Listed entries:
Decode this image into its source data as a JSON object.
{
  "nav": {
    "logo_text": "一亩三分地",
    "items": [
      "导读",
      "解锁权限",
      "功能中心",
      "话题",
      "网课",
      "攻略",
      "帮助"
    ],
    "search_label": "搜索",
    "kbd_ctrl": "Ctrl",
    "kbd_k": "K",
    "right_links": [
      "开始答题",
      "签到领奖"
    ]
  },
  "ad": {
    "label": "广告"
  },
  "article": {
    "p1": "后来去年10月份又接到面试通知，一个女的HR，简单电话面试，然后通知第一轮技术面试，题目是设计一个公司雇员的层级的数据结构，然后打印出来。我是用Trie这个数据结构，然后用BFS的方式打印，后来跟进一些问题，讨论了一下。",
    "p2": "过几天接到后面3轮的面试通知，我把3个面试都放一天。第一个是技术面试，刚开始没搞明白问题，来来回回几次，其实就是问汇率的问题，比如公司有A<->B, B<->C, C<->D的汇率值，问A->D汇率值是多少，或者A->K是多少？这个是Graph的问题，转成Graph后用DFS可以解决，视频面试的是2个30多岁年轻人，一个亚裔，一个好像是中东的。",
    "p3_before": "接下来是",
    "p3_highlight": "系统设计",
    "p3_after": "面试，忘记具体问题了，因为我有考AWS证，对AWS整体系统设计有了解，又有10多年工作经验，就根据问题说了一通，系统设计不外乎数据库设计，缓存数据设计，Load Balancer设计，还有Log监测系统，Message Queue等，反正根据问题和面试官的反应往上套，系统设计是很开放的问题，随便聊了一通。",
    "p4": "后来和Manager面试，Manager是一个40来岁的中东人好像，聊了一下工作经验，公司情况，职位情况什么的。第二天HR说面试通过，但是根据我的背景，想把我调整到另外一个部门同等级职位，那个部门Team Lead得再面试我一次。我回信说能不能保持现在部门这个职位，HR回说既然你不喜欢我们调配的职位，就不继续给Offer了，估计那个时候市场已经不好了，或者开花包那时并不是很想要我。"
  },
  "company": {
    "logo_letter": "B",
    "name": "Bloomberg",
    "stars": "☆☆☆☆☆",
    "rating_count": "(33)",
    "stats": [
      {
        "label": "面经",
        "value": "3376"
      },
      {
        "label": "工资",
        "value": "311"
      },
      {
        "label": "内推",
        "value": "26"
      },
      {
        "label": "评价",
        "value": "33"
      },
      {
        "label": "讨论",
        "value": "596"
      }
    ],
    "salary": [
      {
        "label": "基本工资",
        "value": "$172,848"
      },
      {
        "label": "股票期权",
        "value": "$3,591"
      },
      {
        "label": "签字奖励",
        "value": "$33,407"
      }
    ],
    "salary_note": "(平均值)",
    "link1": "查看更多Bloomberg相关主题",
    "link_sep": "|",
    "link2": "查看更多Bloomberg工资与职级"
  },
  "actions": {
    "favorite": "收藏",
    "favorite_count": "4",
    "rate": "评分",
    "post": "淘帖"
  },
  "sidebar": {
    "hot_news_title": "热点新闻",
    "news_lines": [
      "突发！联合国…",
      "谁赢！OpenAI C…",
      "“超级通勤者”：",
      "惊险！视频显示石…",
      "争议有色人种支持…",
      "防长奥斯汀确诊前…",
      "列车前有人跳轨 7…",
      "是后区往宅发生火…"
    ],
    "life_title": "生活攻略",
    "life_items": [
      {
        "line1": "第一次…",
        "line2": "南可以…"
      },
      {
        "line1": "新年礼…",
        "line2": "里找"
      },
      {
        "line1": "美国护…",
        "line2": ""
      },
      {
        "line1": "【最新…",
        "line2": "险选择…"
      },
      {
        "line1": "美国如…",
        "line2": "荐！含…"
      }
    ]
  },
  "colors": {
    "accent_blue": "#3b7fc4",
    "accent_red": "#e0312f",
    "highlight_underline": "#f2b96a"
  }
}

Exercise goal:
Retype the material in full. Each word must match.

Response:
Decode this image into its source data as a JSON object.
{
  "nav": {
    "logo_text": "一亩三分地",
    "items": [
      "导读",
      "解锁权限",
      "功能中心",
      "话题",
      "网课",
      "攻略",
      "帮助"
    ],
    "search_label": "搜索",
    "kbd_ctrl": "Ctrl",
    "kbd_k": "K",
    "right_links": [
      "开始答题",
      "签到领奖"
    ]
  },
  "ad": {
    "label": "广告"
  },
  "article": {
    "p1": "后来去年10月份又接到面试通知，一个女的HR，简单电话面试，然后通知第一轮技术面试，题目是设计一个公司雇员的层级的数据结构，然后打印出来。我是用Trie这个数据结构，然后用BFS的方式打印，后来跟进一些问题，讨论了一下。",
    "p2": "过几天接到后面3轮的面试通知，我把3个面试都放一天。第一个是技术面试，刚开始没搞明白问题，来来回回几次，其实就是问汇率的问题，比如公司有A<->B, B<->C, C<->D的汇率值，问A->D汇率值是多少，或者A->K是多少？这个是Graph的问题，转成Graph后用DFS可以解决，视频面试的是2个30多岁年轻人，一个亚裔，一个好像是中东的。",
    "p3_before": "接下来是",
    "p3_highlight": "系统设计",
    "p3_after": "面试，忘记具体问题了，因为我有考AWS证，对AWS整体系统设计有了解，又有10多年工作经验，就根据问题说了一通，系统设计不外乎数据库设计，缓存数据设计，Load Balancer设计，还有Log监测系统，Message Queue等，反正根据问题和面试官的反应往上套，系统设计是很开放的问题，随便聊了一通。",
    "p4": "后来和Manager面试，Manager是一个40来岁的中东人好像，聊了一下工作经验，公司情况，职位情况什么的。第二天HR说面试通过，但是根据我的背景，想把我调整到另外一个部门同等级职位，那个部门Team Lead得再面试我一次。我回信说能不能保持现在部门这个职位，HR回说既然你不喜欢我们调配的职位，就不继续给Offer了，估计那个时候市场已经不好了，或者开花包那时并不是很想要我。"
  },
  "company": {
    "logo_letter": "B",
    "name": "Bloomberg",
    "stars": "☆☆☆☆☆",
    "rating_count": "(33)",
    "stats": [
      {
        "label": "面经",
        "value": "3376"
      },
      {
        "label": "工资",
        "value": "311"
      },
      {
        "label": "内推",
        "value": "26"
      },
      {
        "label": "评价",
        "value": "33"
      },
      {
        "label": "讨论",
        "value": "596"
      }
    ],
    "salary": [
      {
        "label": "基本工资",
        "value": "$172,848"
      },
      {
        "label": "股票期权",
        "value": "$3,591"
      },
      {
        "label": "签字奖励",
        "value": "$33,407"
      }
    ],
    "salary_note": "(平均值)",
    "link1": "查看更多Bloomberg相关主题",
    "link_sep": "|",
    "link2": "查看更多Bloomberg工资与职级"
  },
  "actions": {
    "favorite": "收藏",
    "favorite_count": "4",
    "rate": "评分",
    "post": "淘帖"
  },
  "sidebar": {
    "hot_news_title": "热点新闻",
    "news_lines": [
      "突发！联合国…",
      "谁赢！OpenAI C…",
      "“超级通勤者”：",
      "惊险！视频显示石…",
      "争议有色人种支持…",
      "防长奥斯汀确诊前…",
      "列车前有人跳轨 7…",
      "是后区往宅发生火…"
    ],
    "life_title": "生活攻略",
    "life_items": [
      {
        "line1": "第一次…",
        "line2": "南可以…"
      },
      {
        "line1": "新年礼…",
        "line2": "里找"
      },
      {
        "line1": "美国护…",
        "line2": ""
      },
      {
        "line1": "【最新…",
        "line2": "险选择…"
      },
      {
        "line1": "美国如…",
        "line2": "荐！含…"
      }
    ]
  },
  "colors": {
    "accent_blue": "#3b7fc4",
    "accent_red": "#e0312f",
    "highlight_underline": "#f2b96a"
  }
}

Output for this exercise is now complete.